* **Work required**:
The records are to be reproduced verbatim.
Top of Extracted entries
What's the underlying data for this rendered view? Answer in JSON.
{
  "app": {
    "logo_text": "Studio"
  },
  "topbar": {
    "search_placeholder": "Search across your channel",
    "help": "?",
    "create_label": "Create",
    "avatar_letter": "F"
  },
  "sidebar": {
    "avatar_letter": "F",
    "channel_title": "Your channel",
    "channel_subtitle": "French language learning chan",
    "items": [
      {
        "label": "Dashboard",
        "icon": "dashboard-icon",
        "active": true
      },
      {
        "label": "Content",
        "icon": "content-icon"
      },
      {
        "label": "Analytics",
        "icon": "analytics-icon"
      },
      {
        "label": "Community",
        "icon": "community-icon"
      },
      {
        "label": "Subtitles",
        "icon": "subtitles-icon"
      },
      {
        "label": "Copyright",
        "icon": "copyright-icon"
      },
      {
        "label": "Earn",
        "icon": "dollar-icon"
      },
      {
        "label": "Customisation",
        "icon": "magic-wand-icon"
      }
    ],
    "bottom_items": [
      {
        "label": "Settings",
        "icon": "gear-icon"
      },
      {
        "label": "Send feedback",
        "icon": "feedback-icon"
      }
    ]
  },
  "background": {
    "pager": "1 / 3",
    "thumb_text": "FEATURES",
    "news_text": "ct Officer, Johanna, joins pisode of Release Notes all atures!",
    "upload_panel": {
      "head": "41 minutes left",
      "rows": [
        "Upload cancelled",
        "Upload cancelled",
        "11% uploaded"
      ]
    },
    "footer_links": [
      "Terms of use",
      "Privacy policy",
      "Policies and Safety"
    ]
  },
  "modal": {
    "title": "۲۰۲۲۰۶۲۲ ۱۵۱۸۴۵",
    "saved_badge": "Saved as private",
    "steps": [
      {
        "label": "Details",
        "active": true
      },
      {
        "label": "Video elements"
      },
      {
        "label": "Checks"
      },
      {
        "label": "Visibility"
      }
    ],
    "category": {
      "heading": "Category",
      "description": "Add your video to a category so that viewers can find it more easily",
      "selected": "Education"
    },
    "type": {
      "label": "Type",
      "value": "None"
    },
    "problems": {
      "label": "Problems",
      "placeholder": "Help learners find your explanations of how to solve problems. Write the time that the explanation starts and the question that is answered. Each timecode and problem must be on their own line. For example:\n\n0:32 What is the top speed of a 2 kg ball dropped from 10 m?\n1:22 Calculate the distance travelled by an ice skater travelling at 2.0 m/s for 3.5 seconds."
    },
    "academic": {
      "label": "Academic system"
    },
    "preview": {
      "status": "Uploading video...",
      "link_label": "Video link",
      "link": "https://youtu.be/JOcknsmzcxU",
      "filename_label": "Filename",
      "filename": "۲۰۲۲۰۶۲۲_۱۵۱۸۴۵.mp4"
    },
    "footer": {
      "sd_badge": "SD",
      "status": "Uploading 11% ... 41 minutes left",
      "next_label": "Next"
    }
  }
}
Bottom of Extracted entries
* **Answer to this exercise**:
What's the underlying data for this rendered view? Answer in JSON.
{
  "app": {
    "logo_text": "Studio"
  },
  "topbar": {
    "search_placeholder": "Search across your channel",
    "help": "?",
    "create_label": "Create",
    "avatar_letter": "F"
  },
  "sidebar": {
    "avatar_letter": "F",
    "channel_title": "Your channel",
    "channel_subtitle": "French language learning chan",
    "items": [
      {
        "label": "Dashboard",
        "icon": "dashboard-icon",
        "active": true
      },
      {
        "label": "Content",
        "icon": "content-icon"
      },
      {
        "label": "Analytics",
        "icon": "analytics-icon"
      },
      {
        "label": "Community",
        "icon": "community-icon"
      },
      {
        "label": "Subtitles",
        "icon": "subtitles-icon"
      },
      {
        "label": "Copyright",
        "icon": "copyright-icon"
      },
      {
        "label": "Earn",
        "icon": "dollar-icon"
      },
      {
        "label": "Customisation",
        "icon": "magic-wand-icon"
      }
    ],
    "bottom_items": [
      {
        "label": "Settings",
        "icon": "gear-icon"
      },
      {
        "label": "Send feedback",
        "icon": "feedback-icon"
      }
    ]
  },
  "background": {
    "pager": "1 / 3",
    "thumb_text": "FEATURES",
    "news_text": "ct Officer, Johanna, joins pisode of Release Notes all atures!",
    "upload_panel": {
      "head": "41 minutes left",
      "rows": [
        "Upload cancelled",
        "Upload cancelled",
        "11% uploaded"
      ]
    },
    "footer_links": [
      "Terms of use",
      "Privacy policy",
      "Policies and Safety"
    ]
  },
  "modal": {
    "title": "۲۰۲۲۰۶۲۲ ۱۵۱۸۴۵",
    "saved_badge": "Saved as private",
    "steps": [
      {
        "label": "Details",
        "active": true
      },
      {
        "label": "Video elements"
      },
      {
        "label": "Checks"
      },
      {
        "label": "Visibility"
      }
    ],
    "category": {
      "heading": "Category",
      "description": "Add your video to a category so that viewers can find it more easily",
      "selected": "Education"
    },
    "type": {
      "label": "Type",
      "value": "None"
    },
    "problems": {
      "label": "Problems",
      "placeholder": "Help learners find your explanations of how to solve problems. Write the time that the explanation starts and the question that is answered. Each timecode and problem must be on their own line. For example:\n\n0:32 What is the top speed of a 2 kg ball dropped from 10 m?\n1:22 Calculate the distance travelled by an ice skater travelling at 2.0 m/s for 3.5 seconds."
    },
    "academic": {
      "label": "Academic system"
    },
    "preview": {
      "status": "Uploading video...",
      "link_label": "Video link",
      "link": "https://youtu.be/JOcknsmzcxU",
      "filename_label": "Filename",
      "filename": "۲۰۲۲۰۶۲۲_۱۵۱۸۴۵.mp4"
    },
    "footer": {
      "sd_badge": "SD",
      "status": "Uploading 11% ... 41 minutes left",
      "next_label": "Next"
    }
  }
}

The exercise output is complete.